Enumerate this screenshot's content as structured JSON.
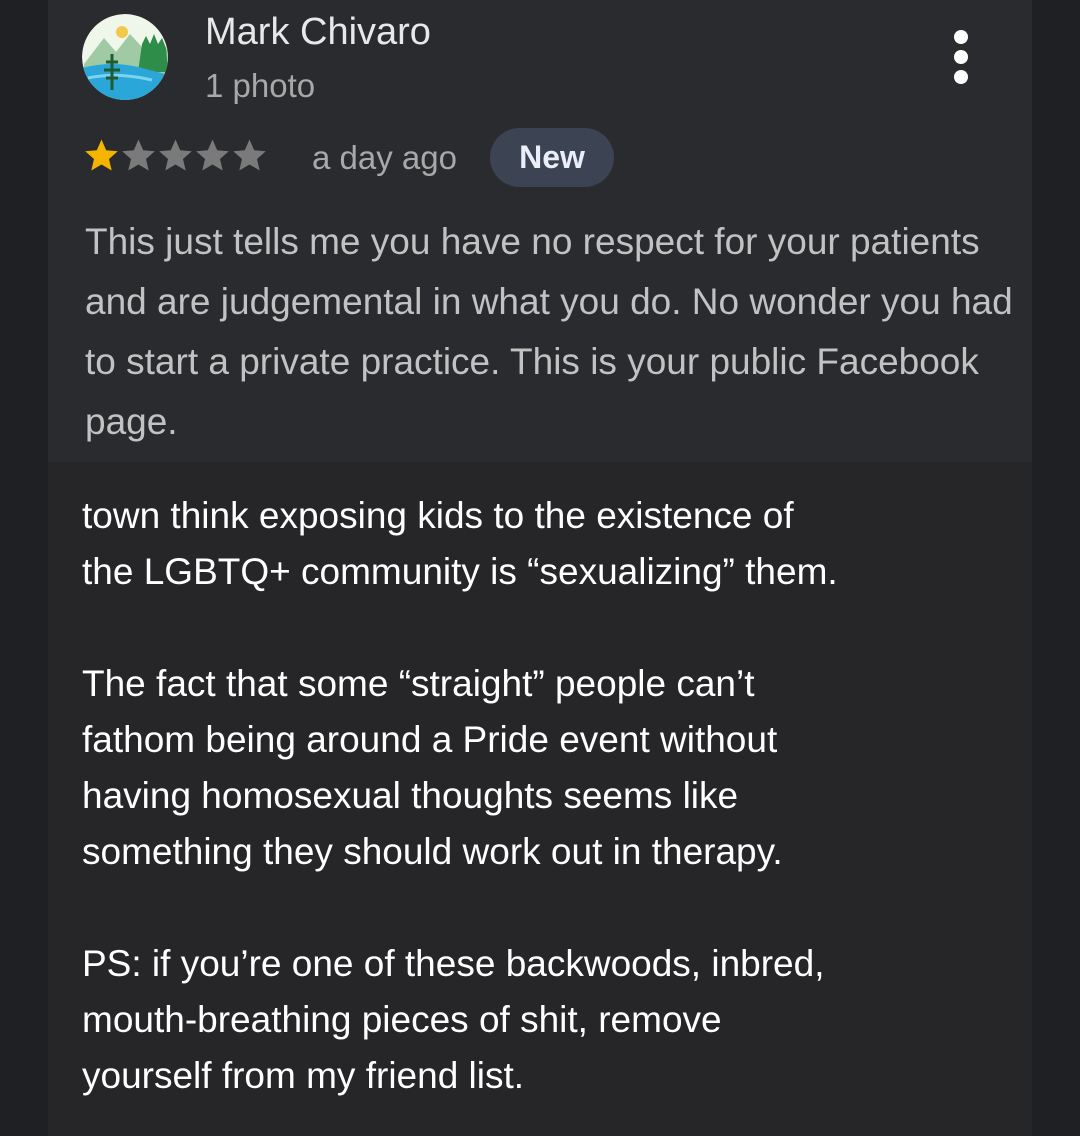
{
  "review": {
    "author": {
      "name": "Mark Chivaro",
      "meta": "1 photo"
    },
    "rating": 1,
    "rating_max": 5,
    "time": "a day ago",
    "badge": "New",
    "text": "This just tells me you have no respect for your patients and are judgemental in what you do. No wonder you had to start a private practice. This is your public Facebook page."
  },
  "attached_post": {
    "paragraphs": [
      "town think exposing kids to the existence of\nthe LGBTQ+ community is “sexualizing” them.",
      "The fact that some “straight” people can’t\nfathom being around a Pride event without\nhaving homosexual thoughts seems like\nsomething they should work out in therapy.",
      "PS: if you’re one of these backwoods, inbred,\nmouth-breathing pieces of shit, remove\nyourself from my friend list."
    ]
  },
  "colors": {
    "star_filled": "#f4b400",
    "star_empty": "#7a7a7a",
    "badge_bg": "#3c4352"
  },
  "icons": {
    "more": "more-vert-icon",
    "star": "star-icon"
  }
}
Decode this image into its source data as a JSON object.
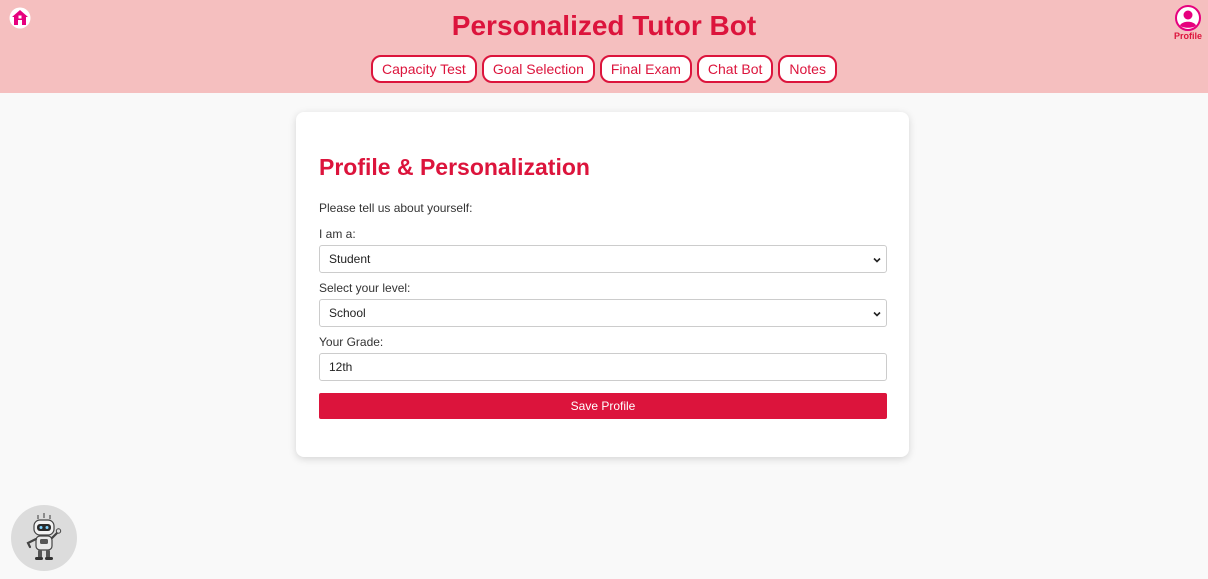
{
  "header": {
    "title": "Personalized Tutor Bot",
    "nav": [
      {
        "label": "Capacity Test"
      },
      {
        "label": "Goal Selection"
      },
      {
        "label": "Final Exam"
      },
      {
        "label": "Chat Bot"
      },
      {
        "label": "Notes"
      }
    ],
    "profile_label": "Profile",
    "home_icon": "home-icon",
    "profile_icon": "user-circle-icon"
  },
  "form": {
    "title": "Profile & Personalization",
    "intro": "Please tell us about yourself:",
    "role_label": "I am a:",
    "role_value": "Student",
    "level_label": "Select your level:",
    "level_value": "School",
    "grade_label": "Your Grade:",
    "grade_value": "12th",
    "save_label": "Save Profile"
  },
  "colors": {
    "accent": "#dc143c",
    "header_bg": "#f5bfbf",
    "page_bg": "#f9f9f9"
  },
  "assistant": {
    "icon": "robot-icon"
  }
}
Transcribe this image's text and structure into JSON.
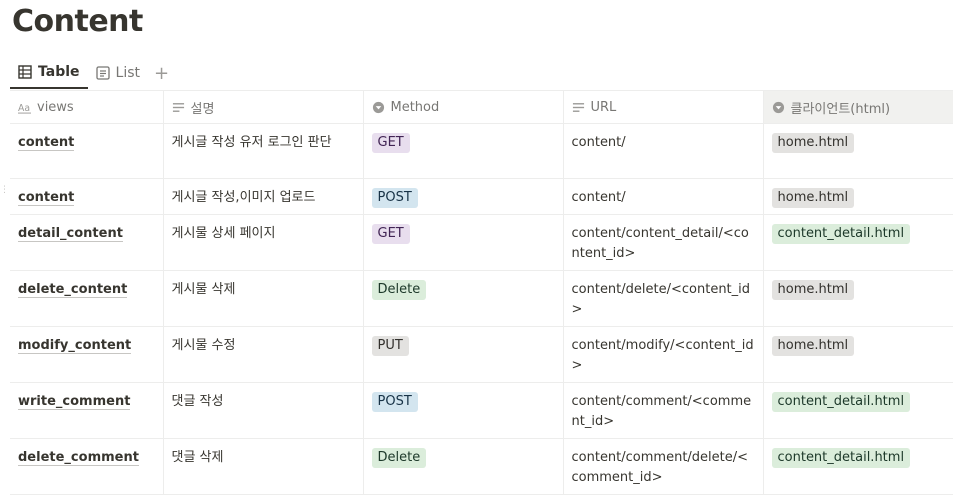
{
  "page": {
    "title": "Content"
  },
  "views": {
    "tabs": [
      {
        "label": "Table",
        "icon": "table-icon",
        "active": true
      },
      {
        "label": "List",
        "icon": "list-icon",
        "active": false
      }
    ],
    "add": "+"
  },
  "table": {
    "columns": [
      {
        "label": "views",
        "icon": "text-aa-icon"
      },
      {
        "label": "설명",
        "icon": "text-lines-icon"
      },
      {
        "label": "Method",
        "icon": "select-icon"
      },
      {
        "label": "URL",
        "icon": "text-lines-icon"
      },
      {
        "label": "클라이언트(html)",
        "icon": "select-icon"
      }
    ],
    "rows": [
      {
        "name": "content",
        "desc": "게시글 작성 유저 로그인 판단",
        "method": "GET",
        "method_color": "purple",
        "url": "content/",
        "client": "home.html",
        "client_color": "gray"
      },
      {
        "name": "content",
        "desc": "게시글 작성,이미지 업로드",
        "method": "POST",
        "method_color": "blue",
        "url": "content/",
        "client": "home.html",
        "client_color": "gray"
      },
      {
        "name": "detail_content",
        "desc": "게시물 상세 페이지",
        "method": "GET",
        "method_color": "purple",
        "url": "content/content_detail/<content_id>",
        "client": "content_detail.html",
        "client_color": "green"
      },
      {
        "name": "delete_content",
        "desc": "게시물 삭제",
        "method": "Delete",
        "method_color": "green",
        "url": "content/delete/<content_id>",
        "client": "home.html",
        "client_color": "gray"
      },
      {
        "name": "modify_content",
        "desc": "게시물 수정",
        "method": "PUT",
        "method_color": "gray",
        "url": "content/modify/<content_id>",
        "client": "home.html",
        "client_color": "gray"
      },
      {
        "name": "write_comment",
        "desc": "댓글 작성",
        "method": "POST",
        "method_color": "blue",
        "url": "content/comment/<comment_id>",
        "client": "content_detail.html",
        "client_color": "green"
      },
      {
        "name": "delete_comment",
        "desc": "댓글 삭제",
        "method": "Delete",
        "method_color": "green",
        "url": "content/comment/delete/<comment_id>",
        "client": "content_detail.html",
        "client_color": "green"
      }
    ]
  }
}
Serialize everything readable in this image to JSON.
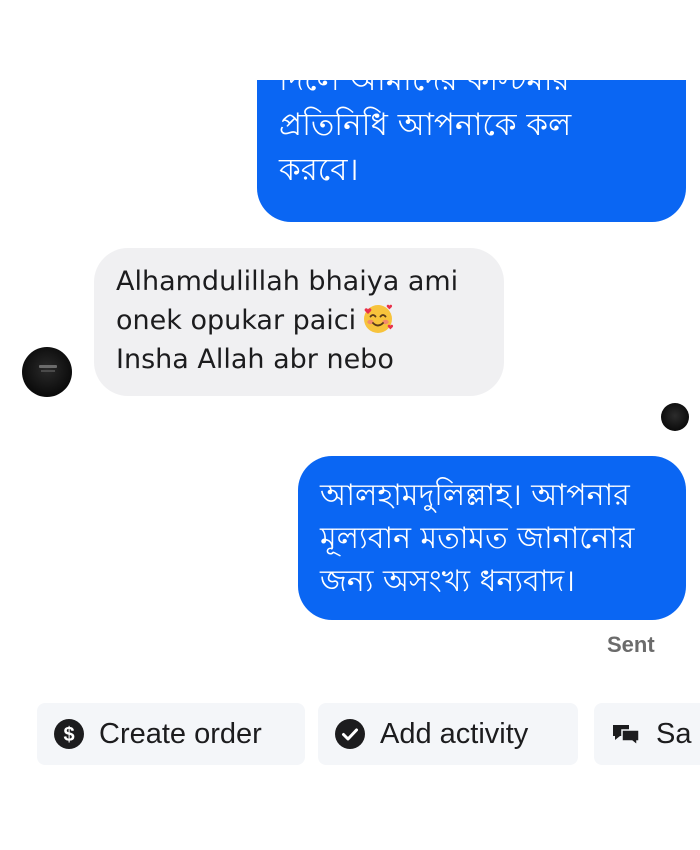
{
  "messages": {
    "outgoing_top": {
      "lines": [
        "দিলে আমাদের কাস্টমার",
        "প্রতিনিধি আপনাকে কল",
        "করবে।"
      ]
    },
    "incoming": {
      "lines": [
        "Alhamdulillah bhaiya ami",
        "onek opukar paici",
        "Insha Allah abr nebo"
      ],
      "emoji": "smiling-face-with-hearts"
    },
    "outgoing_bottom": {
      "lines": [
        "আলহামদুলিল্লাহ। আপনার",
        "মূল্যবান মতামত জানানোর",
        "জন্য অসংখ্য ধন্যবাদ।"
      ]
    },
    "status": "Sent"
  },
  "actions": [
    {
      "label": "Create order",
      "icon": "dollar-icon"
    },
    {
      "label": "Add activity",
      "icon": "check-circle-icon"
    },
    {
      "label": "Sa",
      "icon": "saved-replies-icon"
    }
  ],
  "colors": {
    "outgoing_bubble": "#0a66f3",
    "incoming_bubble": "#f0f0f2",
    "chip_background": "#f4f6f9"
  }
}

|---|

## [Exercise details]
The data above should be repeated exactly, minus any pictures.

## [Exercise output]
Enumerate this screenshot's content as structured JSON.
{
  "review": {
    "author": {
      "name": "Mark Chivaro",
      "meta": "1 photo"
    },
    "rating": 1,
    "rating_max": 5,
    "time": "a day ago",
    "badge": "New",
    "text": "This just tells me you have no respect for your patients and are judgemental in what you do. No wonder you had to start a private practice. This is your public Facebook page."
  },
  "attached_post": {
    "paragraphs": [
      "town think exposing kids to the existence of\nthe LGBTQ+ community is “sexualizing” them.",
      "The fact that some “straight” people can’t\nfathom being around a Pride event without\nhaving homosexual thoughts seems like\nsomething they should work out in therapy.",
      "PS: if you’re one of these backwoods, inbred,\nmouth-breathing pieces of shit, remove\nyourself from my friend list."
    ]
  },
  "colors": {
    "star_filled": "#f4b400",
    "star_empty": "#7a7a7a",
    "badge_bg": "#3c4352"
  },
  "icons": {
    "more": "more-vert-icon",
    "star": "star-icon"
  }
}
Decode this image into its source data as a JSON object.
{
  "header": {
    "title": "Personalized Tutor Bot",
    "nav": [
      {
        "label": "Capacity Test"
      },
      {
        "label": "Goal Selection"
      },
      {
        "label": "Final Exam"
      },
      {
        "label": "Chat Bot"
      },
      {
        "label": "Notes"
      }
    ],
    "profile_label": "Profile",
    "home_icon": "home-icon",
    "profile_icon": "user-circle-icon"
  },
  "form": {
    "title": "Profile & Personalization",
    "intro": "Please tell us about yourself:",
    "role_label": "I am a:",
    "role_value": "Student",
    "level_label": "Select your level:",
    "level_value": "School",
    "grade_label": "Your Grade:",
    "grade_value": "12th",
    "save_label": "Save Profile"
  },
  "colors": {
    "accent": "#dc143c",
    "header_bg": "#f5bfbf",
    "page_bg": "#f9f9f9"
  },
  "assistant": {
    "icon": "robot-icon"
  }
}
Transcribe this image's text and structure into JSON.
{
  "page": {
    "title": "Content"
  },
  "views": {
    "tabs": [
      {
        "label": "Table",
        "icon": "table-icon",
        "active": true
      },
      {
        "label": "List",
        "icon": "list-icon",
        "active": false
      }
    ],
    "add": "+"
  },
  "table": {
    "columns": [
      {
        "label": "views",
        "icon": "text-aa-icon"
      },
      {
        "label": "설명",
        "icon": "text-lines-icon"
      },
      {
        "label": "Method",
        "icon": "select-icon"
      },
      {
        "label": "URL",
        "icon": "text-lines-icon"
      },
      {
        "label": "클라이언트(html)",
        "icon": "select-icon"
      }
    ],
    "rows": [
      {
        "name": "content",
        "desc": "게시글 작성 유저 로그인 판단",
        "method": "GET",
        "method_color": "purple",
        "url": "content/",
        "client": "home.html",
        "client_color": "gray"
      },
      {
        "name": "content",
        "desc": "게시글 작성,이미지 업로드",
        "method": "POST",
        "method_color": "blue",
        "url": "content/",
        "client": "home.html",
        "client_color": "gray"
      },
      {
        "name": "detail_content",
        "desc": "게시물 상세 페이지",
        "method": "GET",
        "method_color": "purple",
        "url": "content/content_detail/<content_id>",
        "client": "content_detail.html",
        "client_color": "green"
      },
      {
        "name": "delete_content",
        "desc": "게시물 삭제",
        "method": "Delete",
        "method_color": "green",
        "url": "content/delete/<content_id>",
        "client": "home.html",
        "client_color": "gray"
      },
      {
        "name": "modify_content",
        "desc": "게시물 수정",
        "method": "PUT",
        "method_color": "gray",
        "url": "content/modify/<content_id>",
        "client": "home.html",
        "client_color": "gray"
      },
      {
        "name": "write_comment",
        "desc": "댓글 작성",
        "method": "POST",
        "method_color": "blue",
        "url": "content/comment/<comment_id>",
        "client": "content_detail.html",
        "client_color": "green"
      },
      {
        "name": "delete_comment",
        "desc": "댓글 삭제",
        "method": "Delete",
        "method_color": "green",
        "url": "content/comment/delete/<comment_id>",
        "client": "content_detail.html",
        "client_color": "green"
      }
    ]
  }
}
Serialize everything readable in this image to JSON.
{
  "messages": {
    "outgoing_top": {
      "lines": [
        "দিলে আমাদের কাস্টমার",
        "প্রতিনিধি আপনাকে কল",
        "করবে।"
      ]
    },
    "incoming": {
      "lines": [
        "Alhamdulillah bhaiya ami",
        "onek opukar paici",
        "Insha Allah abr nebo"
      ],
      "emoji": "smiling-face-with-hearts"
    },
    "outgoing_bottom": {
      "lines": [
        "আলহামদুলিল্লাহ। আপনার",
        "মূল্যবান মতামত জানানোর",
        "জন্য অসংখ্য ধন্যবাদ।"
      ]
    },
    "status": "Sent"
  },
  "actions": [
    {
      "label": "Create order",
      "icon": "dollar-icon"
    },
    {
      "label": "Add activity",
      "icon": "check-circle-icon"
    },
    {
      "label": "Sa",
      "icon": "saved-replies-icon"
    }
  ],
  "colors": {
    "outgoing_bubble": "#0a66f3",
    "incoming_bubble": "#f0f0f2",
    "chip_background": "#f4f6f9"
  }
}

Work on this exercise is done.